- Task goal
Line by line, output the entries below exactly as they appear.

Items from a data source
......

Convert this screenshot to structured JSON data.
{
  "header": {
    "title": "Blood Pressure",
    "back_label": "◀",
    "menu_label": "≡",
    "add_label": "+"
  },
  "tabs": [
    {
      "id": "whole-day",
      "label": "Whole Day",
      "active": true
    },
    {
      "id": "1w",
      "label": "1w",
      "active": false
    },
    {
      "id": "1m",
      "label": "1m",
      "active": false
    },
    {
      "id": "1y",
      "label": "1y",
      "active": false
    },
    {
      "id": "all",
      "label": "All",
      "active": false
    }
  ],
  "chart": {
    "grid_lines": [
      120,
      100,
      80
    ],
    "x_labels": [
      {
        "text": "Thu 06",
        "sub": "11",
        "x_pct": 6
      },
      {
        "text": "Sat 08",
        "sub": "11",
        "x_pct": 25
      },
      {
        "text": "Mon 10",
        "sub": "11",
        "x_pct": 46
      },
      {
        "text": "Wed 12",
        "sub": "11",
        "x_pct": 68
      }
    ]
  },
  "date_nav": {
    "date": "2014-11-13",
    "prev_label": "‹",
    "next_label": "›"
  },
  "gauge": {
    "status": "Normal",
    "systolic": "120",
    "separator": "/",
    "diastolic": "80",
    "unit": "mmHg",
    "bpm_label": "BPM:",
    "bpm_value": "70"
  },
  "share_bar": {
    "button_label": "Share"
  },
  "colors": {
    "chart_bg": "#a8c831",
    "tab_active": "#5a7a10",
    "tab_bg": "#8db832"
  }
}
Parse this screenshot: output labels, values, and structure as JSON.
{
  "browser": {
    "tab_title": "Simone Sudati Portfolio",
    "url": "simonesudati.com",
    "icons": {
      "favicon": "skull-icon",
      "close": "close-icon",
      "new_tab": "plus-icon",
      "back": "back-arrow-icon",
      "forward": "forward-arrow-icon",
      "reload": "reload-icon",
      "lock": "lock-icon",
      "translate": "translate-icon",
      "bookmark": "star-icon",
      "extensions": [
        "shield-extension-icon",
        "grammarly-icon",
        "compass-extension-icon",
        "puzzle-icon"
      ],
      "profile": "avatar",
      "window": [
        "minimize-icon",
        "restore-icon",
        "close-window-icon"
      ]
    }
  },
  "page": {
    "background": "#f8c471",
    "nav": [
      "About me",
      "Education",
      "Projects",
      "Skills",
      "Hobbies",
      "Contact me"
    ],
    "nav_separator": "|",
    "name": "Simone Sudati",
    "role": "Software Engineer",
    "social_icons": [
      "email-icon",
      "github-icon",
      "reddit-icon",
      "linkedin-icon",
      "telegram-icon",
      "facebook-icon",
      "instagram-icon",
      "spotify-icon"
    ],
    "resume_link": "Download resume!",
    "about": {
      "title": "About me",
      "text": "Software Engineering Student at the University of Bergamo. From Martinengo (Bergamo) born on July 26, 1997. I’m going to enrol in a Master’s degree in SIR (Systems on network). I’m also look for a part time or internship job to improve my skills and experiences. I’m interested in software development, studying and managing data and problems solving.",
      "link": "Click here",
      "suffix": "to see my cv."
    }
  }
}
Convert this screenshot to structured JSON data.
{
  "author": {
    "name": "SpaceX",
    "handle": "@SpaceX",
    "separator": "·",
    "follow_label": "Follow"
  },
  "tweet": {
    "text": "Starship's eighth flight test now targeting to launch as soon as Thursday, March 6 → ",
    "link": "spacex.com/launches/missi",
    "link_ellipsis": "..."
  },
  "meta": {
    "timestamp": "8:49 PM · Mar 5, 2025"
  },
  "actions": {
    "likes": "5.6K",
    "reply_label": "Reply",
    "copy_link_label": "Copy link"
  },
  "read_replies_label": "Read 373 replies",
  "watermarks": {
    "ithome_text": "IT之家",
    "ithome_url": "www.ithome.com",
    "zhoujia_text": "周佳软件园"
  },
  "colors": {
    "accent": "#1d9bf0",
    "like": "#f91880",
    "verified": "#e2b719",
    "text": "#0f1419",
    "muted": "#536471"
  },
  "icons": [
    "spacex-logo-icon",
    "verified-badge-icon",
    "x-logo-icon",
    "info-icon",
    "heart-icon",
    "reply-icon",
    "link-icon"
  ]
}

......

- Written answer
Convert this screenshot to structured JSON data.
{
  "header": {
    "title": "Blood Pressure",
    "back_label": "◀",
    "menu_label": "≡",
    "add_label": "+"
  },
  "tabs": [
    {
      "id": "whole-day",
      "label": "Whole Day",
      "active": true
    },
    {
      "id": "1w",
      "label": "1w",
      "active": false
    },
    {
      "id": "1m",
      "label": "1m",
      "active": false
    },
    {
      "id": "1y",
      "label": "1y",
      "active": false
    },
    {
      "id": "all",
      "label": "All",
      "active": false
    }
  ],
  "chart": {
    "grid_lines": [
      120,
      100,
      80
    ],
    "x_labels": [
      {
        "text": "Thu 06",
        "sub": "11",
        "x_pct": 6
      },
      {
        "text": "Sat 08",
        "sub": "11",
        "x_pct": 25
      },
      {
        "text": "Mon 10",
        "sub": "11",
        "x_pct": 46
      },
      {
        "text": "Wed 12",
        "sub": "11",
        "x_pct": 68
      }
    ]
  },
  "date_nav": {
    "date": "2014-11-13",
    "prev_label": "‹",
    "next_label": "›"
  },
  "gauge": {
    "status": "Normal",
    "systolic": "120",
    "separator": "/",
    "diastolic": "80",
    "unit": "mmHg",
    "bpm_label": "BPM:",
    "bpm_value": "70"
  },
  "share_bar": {
    "button_label": "Share"
  },
  "colors": {
    "chart_bg": "#a8c831",
    "tab_active": "#5a7a10",
    "tab_bg": "#8db832"
  }
}
Parse this screenshot: output labels, values, and structure as JSON.
{
  "browser": {
    "tab_title": "Simone Sudati Portfolio",
    "url": "simonesudati.com",
    "icons": {
      "favicon": "skull-icon",
      "close": "close-icon",
      "new_tab": "plus-icon",
      "back": "back-arrow-icon",
      "forward": "forward-arrow-icon",
      "reload": "reload-icon",
      "lock": "lock-icon",
      "translate": "translate-icon",
      "bookmark": "star-icon",
      "extensions": [
        "shield-extension-icon",
        "grammarly-icon",
        "compass-extension-icon",
        "puzzle-icon"
      ],
      "profile": "avatar",
      "window": [
        "minimize-icon",
        "restore-icon",
        "close-window-icon"
      ]
    }
  },
  "page": {
    "background": "#f8c471",
    "nav": [
      "About me",
      "Education",
      "Projects",
      "Skills",
      "Hobbies",
      "Contact me"
    ],
    "nav_separator": "|",
    "name": "Simone Sudati",
    "role": "Software Engineer",
    "social_icons": [
      "email-icon",
      "github-icon",
      "reddit-icon",
      "linkedin-icon",
      "telegram-icon",
      "facebook-icon",
      "instagram-icon",
      "spotify-icon"
    ],
    "resume_link": "Download resume!",
    "about": {
      "title": "About me",
      "text": "Software Engineering Student at the University of Bergamo. From Martinengo (Bergamo) born on July 26, 1997. I’m going to enrol in a Master’s degree in SIR (Systems on network). I’m also look for a part time or internship job to improve my skills and experiences. I’m interested in software development, studying and managing data and problems solving.",
      "link": "Click here",
      "suffix": "to see my cv."
    }
  }
}
Convert this screenshot to structured JSON data.
{
  "author": {
    "name": "SpaceX",
    "handle": "@SpaceX",
    "separator": "·",
    "follow_label": "Follow"
  },
  "tweet": {
    "text": "Starship's eighth flight test now targeting to launch as soon as Thursday, March 6 → ",
    "link": "spacex.com/launches/missi",
    "link_ellipsis": "..."
  },
  "meta": {
    "timestamp": "8:49 PM · Mar 5, 2025"
  },
  "actions": {
    "likes": "5.6K",
    "reply_label": "Reply",
    "copy_link_label": "Copy link"
  },
  "read_replies_label": "Read 373 replies",
  "watermarks": {
    "ithome_text": "IT之家",
    "ithome_url": "www.ithome.com",
    "zhoujia_text": "周佳软件园"
  },
  "colors": {
    "accent": "#1d9bf0",
    "like": "#f91880",
    "verified": "#e2b719",
    "text": "#0f1419",
    "muted": "#536471"
  },
  "icons": [
    "spacex-logo-icon",
    "verified-badge-icon",
    "x-logo-icon",
    "info-icon",
    "heart-icon",
    "reply-icon",
    "link-icon"
  ]
}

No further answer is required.